So, what does this fundamental change in how business is done in the modern world and the pace of technological innovation play out in Colorado? Colorado is the 22nd most populous state and the 17th most prolific U.S. patent application filer. Colorado is in the top five states with the highest percentage of adults, aged 25 to 64, with a bachelor’s degree (23.2 percent by one measure, if you are wondering) and in the top 10 states with the highest percentage of graduate or professional degrees. Colorado’s universities and colleges continue to move up in world rankings and spin out ever more quality research companies and startups. These outcomes are neither accidents nor independent phenomena: They are all self-reinforcing and combine to accelerate the growth of Colorado’s tech sector.

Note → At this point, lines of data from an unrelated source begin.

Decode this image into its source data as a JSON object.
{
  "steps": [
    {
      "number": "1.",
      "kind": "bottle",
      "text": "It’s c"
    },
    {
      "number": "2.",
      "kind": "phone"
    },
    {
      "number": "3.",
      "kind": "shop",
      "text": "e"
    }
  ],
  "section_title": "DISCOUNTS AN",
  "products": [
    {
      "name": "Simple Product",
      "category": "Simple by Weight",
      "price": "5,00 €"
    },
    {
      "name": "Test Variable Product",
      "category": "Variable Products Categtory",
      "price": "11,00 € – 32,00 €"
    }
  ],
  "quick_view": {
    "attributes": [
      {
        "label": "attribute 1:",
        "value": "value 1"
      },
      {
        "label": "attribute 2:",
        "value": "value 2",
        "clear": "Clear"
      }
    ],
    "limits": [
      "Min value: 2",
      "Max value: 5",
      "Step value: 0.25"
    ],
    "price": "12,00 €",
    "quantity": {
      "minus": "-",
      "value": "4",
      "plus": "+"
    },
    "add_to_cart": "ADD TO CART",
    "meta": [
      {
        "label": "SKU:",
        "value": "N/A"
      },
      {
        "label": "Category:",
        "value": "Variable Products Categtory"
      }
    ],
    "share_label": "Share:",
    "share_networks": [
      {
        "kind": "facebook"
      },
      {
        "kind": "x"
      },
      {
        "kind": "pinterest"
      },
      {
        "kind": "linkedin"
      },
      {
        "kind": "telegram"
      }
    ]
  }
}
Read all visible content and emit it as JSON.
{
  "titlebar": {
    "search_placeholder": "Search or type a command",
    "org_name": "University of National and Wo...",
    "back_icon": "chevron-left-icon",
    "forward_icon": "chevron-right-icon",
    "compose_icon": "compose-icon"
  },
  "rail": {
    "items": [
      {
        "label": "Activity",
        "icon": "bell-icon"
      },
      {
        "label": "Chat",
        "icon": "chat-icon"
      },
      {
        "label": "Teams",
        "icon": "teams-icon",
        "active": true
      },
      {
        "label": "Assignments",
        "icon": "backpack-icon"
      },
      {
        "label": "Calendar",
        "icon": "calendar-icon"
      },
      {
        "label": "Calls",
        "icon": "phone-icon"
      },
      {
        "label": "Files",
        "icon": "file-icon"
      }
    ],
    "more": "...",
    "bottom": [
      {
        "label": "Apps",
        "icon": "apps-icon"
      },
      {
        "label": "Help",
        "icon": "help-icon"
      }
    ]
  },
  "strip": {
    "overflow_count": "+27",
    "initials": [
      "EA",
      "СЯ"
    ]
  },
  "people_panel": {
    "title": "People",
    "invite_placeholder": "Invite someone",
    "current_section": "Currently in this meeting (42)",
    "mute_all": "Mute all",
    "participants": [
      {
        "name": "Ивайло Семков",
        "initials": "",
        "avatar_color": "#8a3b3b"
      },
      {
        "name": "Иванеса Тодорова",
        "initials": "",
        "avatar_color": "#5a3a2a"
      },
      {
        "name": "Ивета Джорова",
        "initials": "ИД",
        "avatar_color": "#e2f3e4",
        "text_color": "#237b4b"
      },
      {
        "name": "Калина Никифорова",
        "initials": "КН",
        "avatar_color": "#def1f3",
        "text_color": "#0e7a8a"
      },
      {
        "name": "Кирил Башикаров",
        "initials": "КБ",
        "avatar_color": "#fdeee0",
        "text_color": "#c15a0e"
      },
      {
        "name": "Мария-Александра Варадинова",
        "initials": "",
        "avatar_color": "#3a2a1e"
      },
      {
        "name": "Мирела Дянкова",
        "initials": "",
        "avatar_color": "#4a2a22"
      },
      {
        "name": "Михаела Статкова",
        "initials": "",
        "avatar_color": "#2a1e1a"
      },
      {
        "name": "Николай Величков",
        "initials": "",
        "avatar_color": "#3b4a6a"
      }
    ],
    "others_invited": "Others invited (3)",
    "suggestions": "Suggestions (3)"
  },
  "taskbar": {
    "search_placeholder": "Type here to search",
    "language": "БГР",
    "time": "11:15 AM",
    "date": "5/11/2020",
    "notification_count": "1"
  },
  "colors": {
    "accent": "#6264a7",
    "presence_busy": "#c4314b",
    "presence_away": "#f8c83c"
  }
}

As discussed above, now you can be an entrepreneur and launch a successful company from anywhere in 2016. To the extent you need good connections to the rest of the world, Colorado has that covered — and we’re centrally located. If you need proximity to well-educated and motivated people, you can find them playing in the mountains of Colorado year round. People with the entrepreneurial drive want to live here and will continue to move here, start businesses here and grow the tech sector here. These companies may get acquired by a larger company and have their headquarters moved to one of the coasts, but the people will stay here. And do it all over again. Rinse and repeat. To make a long story short, innovation will only keep growing in Colorado. D
As a professional engineer turned intellectual property attorney, George C. Lewis, a partner at Merchant & Gould, emphasizes developing and managing patent and trademark portfolios to support Colorado’s innovation, business industries and growth. He focuses on creating a coordinated portfolio of IP assets (encompassing patent, trade secret, trademark and copyright protection as appropriate) to supports his clients’ strategic business plans and goals. He can be reached at firstname.lastname@example.org or at 303-357-1638.